§ **Task description**:
Copy out the entries that follow exactly, leaving every picture behind.

§ **Input for this task**:
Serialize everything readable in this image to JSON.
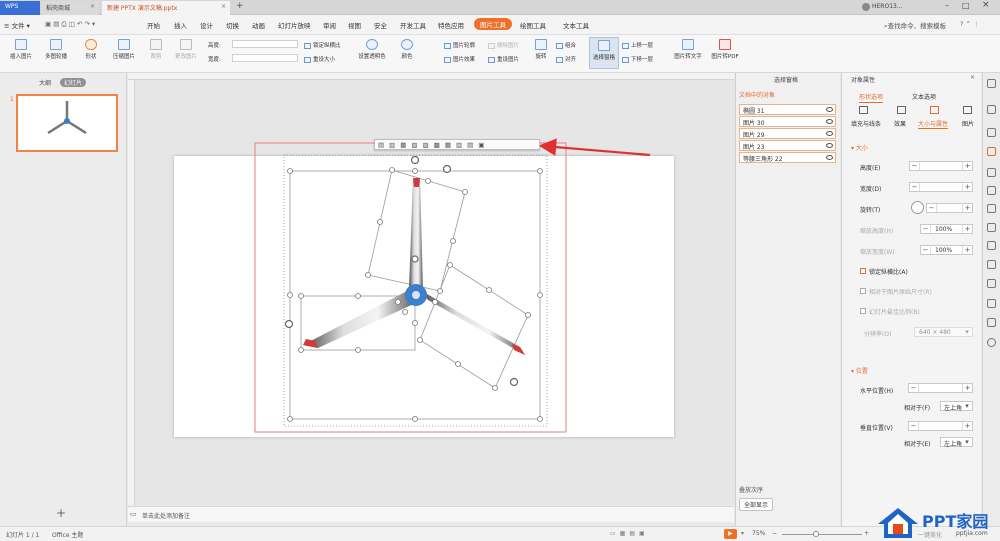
{
  "titlebar": {
    "tabs": [
      {
        "label": "WPS"
      },
      {
        "label": "稻壳商城"
      },
      {
        "label": "新建 PPTX 演示文稿.pptx"
      }
    ],
    "user": "HERO13..."
  },
  "menubar": {
    "file_label": "文件",
    "items": [
      "开始",
      "插入",
      "设计",
      "切换",
      "动画",
      "幻灯片放映",
      "审阅",
      "视图",
      "安全",
      "开发工具",
      "特色应用",
      "图片工具",
      "绘图工具",
      "文本工具"
    ],
    "active": "图片工具",
    "search_placeholder": "查找命令、搜索模板"
  },
  "ribbon": {
    "insert_picture": "插入图片",
    "multi_picture": "多图轮播",
    "shape": "形状",
    "compress": "压缩图片",
    "crop": "裁剪",
    "change_picture": "更改图片",
    "height_label": "高度:",
    "width_label": "宽度:",
    "lock_ratio": "锁定纵横比",
    "reset_size": "重设大小",
    "set_transparent": "设置透明色",
    "color": "颜色",
    "picture_outline": "图片轮廓",
    "picture_effect": "图片效果",
    "reset_picture": "重设图片",
    "delete_picture": "删除图片",
    "rotate": "旋转",
    "combine": "组合",
    "align": "对齐",
    "selection_pane": "选择窗格",
    "bring_forward": "上移一层",
    "send_backward": "下移一层",
    "pic_to_text": "图片转文字",
    "pic_to_pdf": "图片转PDF"
  },
  "leftpanel": {
    "tab_outline": "大纲",
    "tab_slides": "幻灯片",
    "slide_number": "1",
    "add_label": "+"
  },
  "selection_pane": {
    "title": "选择窗格",
    "objects_title": "文档中的对象",
    "objects": [
      "椭圆 31",
      "图片 30",
      "图片 29",
      "图片 23",
      "等腰三角形 22"
    ],
    "stack_order": "叠放次序",
    "show_all": "全部显示"
  },
  "properties_pane": {
    "title": "对象属性",
    "tab_shape": "形状选项",
    "tab_text": "文本选项",
    "sub_tabs": [
      "填充与线条",
      "效果",
      "大小与属性",
      "图片"
    ],
    "active_sub": "大小与属性",
    "size_section": "大小",
    "height": "高度(E)",
    "width": "宽度(D)",
    "rotation": "旋转(T)",
    "scale_height": "缩放高度(H)",
    "scale_height_value": "100%",
    "scale_width": "缩放宽度(W)",
    "scale_width_value": "100%",
    "lock_ratio": "锁定纵横比(A)",
    "relative_original": "相对于图片原始尺寸(R)",
    "best_scale": "幻灯片最佳比例(B)",
    "resolution": "分辨率(O)",
    "resolution_value": "640 × 480",
    "position_section": "位置",
    "horizontal": "水平位置(H)",
    "relative_to": "相对于(F)",
    "relative_value": "左上角",
    "vertical": "垂直位置(V)",
    "relative_to_v": "相对于(E)",
    "relative_value_v": "左上角"
  },
  "notes": {
    "placeholder": "单击此处添加备注"
  },
  "statusbar": {
    "slide_info": "幻灯片 1 / 1",
    "theme": "Office 主题",
    "zoom": "75%",
    "beautify": "一键美化"
  },
  "watermark": {
    "text": "PPT家园",
    "sub": "pptjia.com"
  },
  "colors": {
    "accent": "#f0702a",
    "arrow": "#e03030",
    "selection": "#e87e7e"
  }
}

§ **Answer below**:
Serialize everything readable in this image to JSON.
{
  "titlebar": {
    "tabs": [
      {
        "label": "WPS"
      },
      {
        "label": "稻壳商城"
      },
      {
        "label": "新建 PPTX 演示文稿.pptx"
      }
    ],
    "user": "HERO13..."
  },
  "menubar": {
    "file_label": "文件",
    "items": [
      "开始",
      "插入",
      "设计",
      "切换",
      "动画",
      "幻灯片放映",
      "审阅",
      "视图",
      "安全",
      "开发工具",
      "特色应用",
      "图片工具",
      "绘图工具",
      "文本工具"
    ],
    "active": "图片工具",
    "search_placeholder": "查找命令、搜索模板"
  },
  "ribbon": {
    "insert_picture": "插入图片",
    "multi_picture": "多图轮播",
    "shape": "形状",
    "compress": "压缩图片",
    "crop": "裁剪",
    "change_picture": "更改图片",
    "height_label": "高度:",
    "width_label": "宽度:",
    "lock_ratio": "锁定纵横比",
    "reset_size": "重设大小",
    "set_transparent": "设置透明色",
    "color": "颜色",
    "picture_outline": "图片轮廓",
    "picture_effect": "图片效果",
    "reset_picture": "重设图片",
    "delete_picture": "删除图片",
    "rotate": "旋转",
    "combine": "组合",
    "align": "对齐",
    "selection_pane": "选择窗格",
    "bring_forward": "上移一层",
    "send_backward": "下移一层",
    "pic_to_text": "图片转文字",
    "pic_to_pdf": "图片转PDF"
  },
  "leftpanel": {
    "tab_outline": "大纲",
    "tab_slides": "幻灯片",
    "slide_number": "1",
    "add_label": "+"
  },
  "selection_pane": {
    "title": "选择窗格",
    "objects_title": "文档中的对象",
    "objects": [
      "椭圆 31",
      "图片 30",
      "图片 29",
      "图片 23",
      "等腰三角形 22"
    ],
    "stack_order": "叠放次序",
    "show_all": "全部显示"
  },
  "properties_pane": {
    "title": "对象属性",
    "tab_shape": "形状选项",
    "tab_text": "文本选项",
    "sub_tabs": [
      "填充与线条",
      "效果",
      "大小与属性",
      "图片"
    ],
    "active_sub": "大小与属性",
    "size_section": "大小",
    "height": "高度(E)",
    "width": "宽度(D)",
    "rotation": "旋转(T)",
    "scale_height": "缩放高度(H)",
    "scale_height_value": "100%",
    "scale_width": "缩放宽度(W)",
    "scale_width_value": "100%",
    "lock_ratio": "锁定纵横比(A)",
    "relative_original": "相对于图片原始尺寸(R)",
    "best_scale": "幻灯片最佳比例(B)",
    "resolution": "分辨率(O)",
    "resolution_value": "640 × 480",
    "position_section": "位置",
    "horizontal": "水平位置(H)",
    "relative_to": "相对于(F)",
    "relative_value": "左上角",
    "vertical": "垂直位置(V)",
    "relative_to_v": "相对于(E)",
    "relative_value_v": "左上角"
  },
  "notes": {
    "placeholder": "单击此处添加备注"
  },
  "statusbar": {
    "slide_info": "幻灯片 1 / 1",
    "theme": "Office 主题",
    "zoom": "75%",
    "beautify": "一键美化"
  },
  "watermark": {
    "text": "PPT家园",
    "sub": "pptjia.com"
  },
  "colors": {
    "accent": "#f0702a",
    "arrow": "#e03030",
    "selection": "#e87e7e"
  }
}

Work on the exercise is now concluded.